Ever since the inception of Midway's NBA Jam series, arcade-style basic ball has continued to be a popular diversion for hard-core basketball fans and casual followers of the sport alike. But what makes NBA Street stand out from its predecessors is that it takes the basic NBA Jam recipe--even the cheat-code entry system--and expands upon it, giving arcade basketball an added amount of depth by rewarding players for their flashy moves on the court. Though Michael Jordan's presence no longer carries the mystique it did in the PlayStation 2 version of NBA Street, that doesn't even come close to preventing it from being a ridiculously addictive three-on-three arcade-style basketball game.
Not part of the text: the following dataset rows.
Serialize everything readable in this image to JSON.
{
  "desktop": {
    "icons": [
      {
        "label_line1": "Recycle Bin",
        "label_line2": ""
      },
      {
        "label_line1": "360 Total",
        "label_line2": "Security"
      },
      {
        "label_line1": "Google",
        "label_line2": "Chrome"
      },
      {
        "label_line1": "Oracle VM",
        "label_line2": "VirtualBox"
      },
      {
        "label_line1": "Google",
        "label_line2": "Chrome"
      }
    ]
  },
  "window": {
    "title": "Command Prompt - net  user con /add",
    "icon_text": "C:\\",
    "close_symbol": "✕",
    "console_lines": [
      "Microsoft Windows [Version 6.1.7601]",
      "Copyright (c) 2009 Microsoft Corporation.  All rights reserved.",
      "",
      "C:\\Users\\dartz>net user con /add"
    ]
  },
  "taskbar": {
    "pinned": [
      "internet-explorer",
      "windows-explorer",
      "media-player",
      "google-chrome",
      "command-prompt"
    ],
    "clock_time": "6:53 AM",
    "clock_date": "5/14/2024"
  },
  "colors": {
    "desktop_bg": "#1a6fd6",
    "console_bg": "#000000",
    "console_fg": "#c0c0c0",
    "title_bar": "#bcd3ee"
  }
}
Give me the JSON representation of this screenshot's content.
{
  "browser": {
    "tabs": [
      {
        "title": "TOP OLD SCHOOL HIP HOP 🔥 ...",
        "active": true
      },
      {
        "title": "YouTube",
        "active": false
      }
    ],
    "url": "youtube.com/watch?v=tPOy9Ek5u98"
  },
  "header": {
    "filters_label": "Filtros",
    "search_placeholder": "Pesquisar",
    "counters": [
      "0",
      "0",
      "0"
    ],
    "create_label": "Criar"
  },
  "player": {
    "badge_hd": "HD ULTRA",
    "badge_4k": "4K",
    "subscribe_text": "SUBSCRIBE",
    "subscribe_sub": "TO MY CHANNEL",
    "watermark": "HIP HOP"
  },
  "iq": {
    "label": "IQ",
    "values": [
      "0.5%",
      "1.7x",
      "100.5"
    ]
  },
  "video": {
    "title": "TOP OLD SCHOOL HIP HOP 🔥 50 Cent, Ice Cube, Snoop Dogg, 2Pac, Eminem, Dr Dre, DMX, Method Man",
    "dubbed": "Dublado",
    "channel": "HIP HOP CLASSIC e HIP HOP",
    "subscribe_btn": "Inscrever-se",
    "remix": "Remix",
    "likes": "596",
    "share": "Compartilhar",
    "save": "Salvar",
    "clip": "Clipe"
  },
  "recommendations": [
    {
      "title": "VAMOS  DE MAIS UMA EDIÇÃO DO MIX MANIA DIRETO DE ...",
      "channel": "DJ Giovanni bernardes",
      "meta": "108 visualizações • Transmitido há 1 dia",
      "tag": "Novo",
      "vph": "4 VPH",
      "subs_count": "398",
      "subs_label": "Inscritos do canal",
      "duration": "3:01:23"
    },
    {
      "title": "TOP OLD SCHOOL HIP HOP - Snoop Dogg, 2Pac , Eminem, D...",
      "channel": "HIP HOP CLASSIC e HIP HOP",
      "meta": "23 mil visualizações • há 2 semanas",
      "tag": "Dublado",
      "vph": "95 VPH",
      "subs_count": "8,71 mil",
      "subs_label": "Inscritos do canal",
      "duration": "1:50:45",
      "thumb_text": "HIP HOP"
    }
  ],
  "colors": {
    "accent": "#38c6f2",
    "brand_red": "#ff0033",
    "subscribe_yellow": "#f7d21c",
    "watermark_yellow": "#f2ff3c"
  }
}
There are three main modes of play in NBA Street--city circuit, hold the court, and street school. City circuit is probably where you'll spend a majority of your time in NBA Street--you can select from any one of the 28 teams in the NBA and take the team on a road tour to several street-ball courts located around the country. On each of these courts, you'll have to face a varying number of NBA teams before you face the special street team for that region. When you defeat one of the NBA teams in city circuit, you have the option to take a player from the opposing team and add him to your roster, or you can select development points that can be used in NBA Street's create-a-player mode. Defeating a street team automatically gives you development points as well as the star player from that particular team. Unfortunately, you can only have a maximum of 15 players on your roster, so if you continually pick up players, you'll eventually have to make some cuts. Otherwise it's incredibly fun to go through this mode to unlock the additional players and courts and set records for each court. In fact, even when it feels like you've had enough of NBA Street for a while, the game has the unique ability to draw you right back in if you start playing another game.
The hold-the-court mode is similar to city circuit in that it retains the same gameplay mechanics. However, the ultimate goal of this mode is to set winning streaks for courts you've unlocked through the city circuit mode. For example, if you decide to hold court on The Paint--a Washington, DC, court not found in the PlayStation 2 version of the game--then you'll have to set the winning streak for that specific court. Generally, the only real incentive for playing this mode is to unlock additional pieces for the create-a-player mode, but it really isn't all that much different from the city circuit mode.
The last actual gameplay mode is street school, which essentially gives you the opportunity to learn different facets of the game, such as dives and picks as well as special dribbling tricks and dunks. In the greater scheme of things, this mode is actually quite pointless since it's so easy to jump right into NBA Street and start playing with a modicum of skill, though it takes some time to get adjusted to the layout of the buttons on the GameCube controller. In any case, if you're just starting to play the game, you only really need to know that the B button is used to shoot, the A button executes passes, the X or Y button performs tricks, and either shoulder button gives your players an additional boost in speed. In theory, that should be enough to get you through most of the game, and for the most part, this control scheme works well, but when you start to do some of the flashier moves--like the dinner's-served dunk--then a few small problems creep up. A few of the special dunks and jukes require you to press all three turbo buttons (the left and right triggers along with the Z button) and the shooting button at once. Needless to say, you'll find that it can be difficult to do because of the placement of the Z button on the GameCube controller. After a while, you'll start to get used to it and find a hand position that can accommodate the special moves, but it can certainly be a little awkward at first.